Subject: Re: so waht? Re: WG: MSFT and GNU questions
From: Ian Lance Taylor <ian@airs.com>
Date: 10 Jun 2001 22:45:52 -0700

Angelo Schneider <angelo.schneider@oomentor.de> writes:

> The GPL and LGPL are arguable the oldest "free" or "open" licenses.
> Slighly followed or even older, by MIT/BDS licenses.

There was free software out there before the GPL.  Arguably that
software typically didn't have a coherent license.  I just took a look
at a couple of old programs (B news and Timothy Stoehr's rogue), and I
couldn't find any explicit license.

> Thats no wonder that there is more software published under that
> license.
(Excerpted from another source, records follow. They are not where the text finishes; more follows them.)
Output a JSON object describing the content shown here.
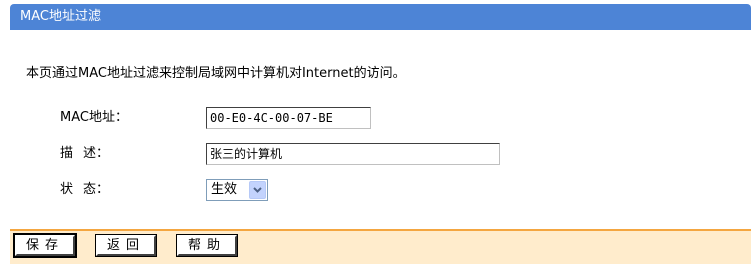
{
  "panel": {
    "title": "MAC地址过滤",
    "description": "本页通过MAC地址过滤来控制局域网中计算机对Internet的访问。"
  },
  "form": {
    "mac": {
      "label": "MAC地址：",
      "value": "00-E0-4C-00-07-BE"
    },
    "desc": {
      "label_a": "描",
      "label_b": "述：",
      "value": "张三的计算机"
    },
    "state": {
      "label_a": "状",
      "label_b": "态：",
      "selected": "生效"
    }
  },
  "buttons": {
    "save": "保存",
    "back": "返回",
    "help": "帮助"
  },
  "colors": {
    "title_bar": "#4d84d6",
    "separator": "#f4a640",
    "button_bar": "#ffeccc"
  },
  "icons": {
    "dropdown": "chevron-down-icon"
  }
}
I disagree.  By the time free software development got to 1/10 of what
it is today, the GPL, the BSD/MIT, and the Artistic licenses were all
well-established.  I don't think there is any bias toward the GPL due
to its arguable age.

Also, from very early on there have been people on newsgroups and
mailing lists who have strongly argued against the GPL and in favor of
other free licenses.  Anybody who pays attention to those people would
be biased toward some other license.  (The GPL defense is normally
that it is up to the author to choose the license, and that the GPL is
not actually evil.)

> If you look, it seems to my eye that GPL is the easyst, "I throw my code
> to the public" license, where the author of the code has minimum hazzle
> to consider side effects etc.
> 
> Other licenses are more complicated, so if I would like to get rid of
> the burdon of some code, but also like it to be available for the public
> I publsih it under GPL. That one needs the less infrastructure from my
> side ....

I'm a GPL supporter, but it's hard for me to believe that anybody
thinks that the GPL is simpler than the BSD license.  Or that anybody
thinks that the GPL requires less infrastructure.

I think that if it is indeed true that the GPL tends to dominate, that
the explanation is simple: Linux uses the GPL.

Ian